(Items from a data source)
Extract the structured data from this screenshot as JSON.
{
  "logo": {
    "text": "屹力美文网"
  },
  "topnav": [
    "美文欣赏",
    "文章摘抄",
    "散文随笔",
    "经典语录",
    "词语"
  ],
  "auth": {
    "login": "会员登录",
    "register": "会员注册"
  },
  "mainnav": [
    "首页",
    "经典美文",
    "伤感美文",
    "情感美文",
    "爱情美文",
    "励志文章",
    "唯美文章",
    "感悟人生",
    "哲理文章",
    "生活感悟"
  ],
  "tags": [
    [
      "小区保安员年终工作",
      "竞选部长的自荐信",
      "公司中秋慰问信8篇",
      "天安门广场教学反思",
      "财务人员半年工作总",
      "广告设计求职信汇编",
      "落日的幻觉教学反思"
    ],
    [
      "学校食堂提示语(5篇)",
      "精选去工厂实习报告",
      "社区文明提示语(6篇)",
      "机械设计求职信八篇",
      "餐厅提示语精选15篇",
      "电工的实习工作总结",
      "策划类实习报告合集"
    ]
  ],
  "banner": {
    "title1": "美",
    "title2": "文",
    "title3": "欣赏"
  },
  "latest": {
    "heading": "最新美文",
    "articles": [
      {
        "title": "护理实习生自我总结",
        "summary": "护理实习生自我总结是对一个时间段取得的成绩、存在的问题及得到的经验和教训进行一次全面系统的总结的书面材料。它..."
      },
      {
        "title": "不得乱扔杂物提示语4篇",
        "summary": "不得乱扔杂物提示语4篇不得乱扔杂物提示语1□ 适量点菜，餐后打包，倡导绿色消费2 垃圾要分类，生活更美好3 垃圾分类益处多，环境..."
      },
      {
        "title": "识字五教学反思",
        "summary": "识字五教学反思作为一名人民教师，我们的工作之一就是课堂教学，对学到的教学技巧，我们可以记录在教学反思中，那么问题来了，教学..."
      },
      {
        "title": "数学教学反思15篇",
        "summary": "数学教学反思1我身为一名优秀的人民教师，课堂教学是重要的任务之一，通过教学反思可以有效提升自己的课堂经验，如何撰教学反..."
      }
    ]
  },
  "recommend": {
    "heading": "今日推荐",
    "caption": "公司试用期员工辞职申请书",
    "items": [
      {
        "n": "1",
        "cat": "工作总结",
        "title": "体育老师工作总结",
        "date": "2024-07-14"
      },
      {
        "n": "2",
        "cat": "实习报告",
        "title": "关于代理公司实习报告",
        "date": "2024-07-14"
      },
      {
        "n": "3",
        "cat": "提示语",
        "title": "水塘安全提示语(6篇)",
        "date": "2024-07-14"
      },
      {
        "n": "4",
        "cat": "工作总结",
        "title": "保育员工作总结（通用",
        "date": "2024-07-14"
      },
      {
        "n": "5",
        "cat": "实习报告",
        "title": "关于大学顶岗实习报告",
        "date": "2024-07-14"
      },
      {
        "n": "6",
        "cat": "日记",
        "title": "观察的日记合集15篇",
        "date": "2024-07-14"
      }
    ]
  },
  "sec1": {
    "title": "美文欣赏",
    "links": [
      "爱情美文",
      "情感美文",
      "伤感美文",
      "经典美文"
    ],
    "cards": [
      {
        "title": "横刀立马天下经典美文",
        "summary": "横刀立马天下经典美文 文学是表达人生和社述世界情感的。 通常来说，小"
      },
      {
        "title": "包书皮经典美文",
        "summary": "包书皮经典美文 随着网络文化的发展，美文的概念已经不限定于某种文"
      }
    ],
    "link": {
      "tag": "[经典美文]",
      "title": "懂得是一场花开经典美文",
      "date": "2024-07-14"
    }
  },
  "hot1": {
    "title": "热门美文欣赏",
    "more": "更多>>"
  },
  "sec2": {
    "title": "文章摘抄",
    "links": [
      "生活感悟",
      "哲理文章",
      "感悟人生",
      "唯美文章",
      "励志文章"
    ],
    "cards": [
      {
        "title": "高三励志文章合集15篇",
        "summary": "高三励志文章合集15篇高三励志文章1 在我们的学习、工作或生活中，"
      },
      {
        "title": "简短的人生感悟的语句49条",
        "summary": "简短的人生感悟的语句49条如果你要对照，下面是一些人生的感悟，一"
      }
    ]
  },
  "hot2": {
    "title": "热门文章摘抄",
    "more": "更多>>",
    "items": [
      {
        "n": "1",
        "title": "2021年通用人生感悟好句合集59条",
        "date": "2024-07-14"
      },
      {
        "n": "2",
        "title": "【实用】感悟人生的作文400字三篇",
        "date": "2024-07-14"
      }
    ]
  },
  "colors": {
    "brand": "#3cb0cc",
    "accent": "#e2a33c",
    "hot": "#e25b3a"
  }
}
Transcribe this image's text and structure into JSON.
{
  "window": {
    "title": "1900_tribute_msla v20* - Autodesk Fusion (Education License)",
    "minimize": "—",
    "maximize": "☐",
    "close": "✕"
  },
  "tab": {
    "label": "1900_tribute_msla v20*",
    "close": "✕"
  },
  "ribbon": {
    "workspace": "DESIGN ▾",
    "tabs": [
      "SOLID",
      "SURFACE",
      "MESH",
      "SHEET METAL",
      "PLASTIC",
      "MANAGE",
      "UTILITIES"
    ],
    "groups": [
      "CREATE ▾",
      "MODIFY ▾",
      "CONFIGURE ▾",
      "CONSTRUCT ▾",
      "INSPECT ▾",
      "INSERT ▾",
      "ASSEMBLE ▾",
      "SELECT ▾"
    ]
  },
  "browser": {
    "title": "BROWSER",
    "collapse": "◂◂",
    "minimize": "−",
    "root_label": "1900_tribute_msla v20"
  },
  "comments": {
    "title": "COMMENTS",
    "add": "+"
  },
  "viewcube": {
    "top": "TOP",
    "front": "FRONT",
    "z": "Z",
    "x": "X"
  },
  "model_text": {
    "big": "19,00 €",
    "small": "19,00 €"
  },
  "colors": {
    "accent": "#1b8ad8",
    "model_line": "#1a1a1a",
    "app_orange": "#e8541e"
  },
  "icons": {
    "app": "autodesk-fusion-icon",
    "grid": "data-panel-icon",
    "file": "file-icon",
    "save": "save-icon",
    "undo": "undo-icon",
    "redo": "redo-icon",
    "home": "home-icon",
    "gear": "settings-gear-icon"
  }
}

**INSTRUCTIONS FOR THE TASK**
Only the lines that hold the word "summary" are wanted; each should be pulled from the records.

**SOLUTION BELOW**
        "summary": "护理实习生自我总结是对一个时间段取得的成绩、存在的问题及得到的经验和教训进行一次全面系统的总结的书面材料。它..."
        "summary": "不得乱扔杂物提示语4篇不得乱扔杂物提示语1□ 适量点菜，餐后打包，倡导绿色消费2 垃圾要分类，生活更美好3 垃圾分类益处多，环境..."
        "summary": "识字五教学反思作为一名人民教师，我们的工作之一就是课堂教学，对学到的教学技巧，我们可以记录在教学反思中，那么问题来了，教学..."
        "summary": "数学教学反思1我身为一名优秀的人民教师，课堂教学是重要的任务之一，通过教学反思可以有效提升自己的课堂经验，如何撰教学反..."
        "summary": "横刀立马天下经典美文 文学是表达人生和社述世界情感的。 通常来说，小"
        "summary": "包书皮经典美文 随着网络文化的发展，美文的概念已经不限定于某种文"
        "summary": "高三励志文章合集15篇高三励志文章1 在我们的学习、工作或生活中，"
        "summary": "简短的人生感悟的语句49条如果你要对照，下面是一些人生的感悟，一"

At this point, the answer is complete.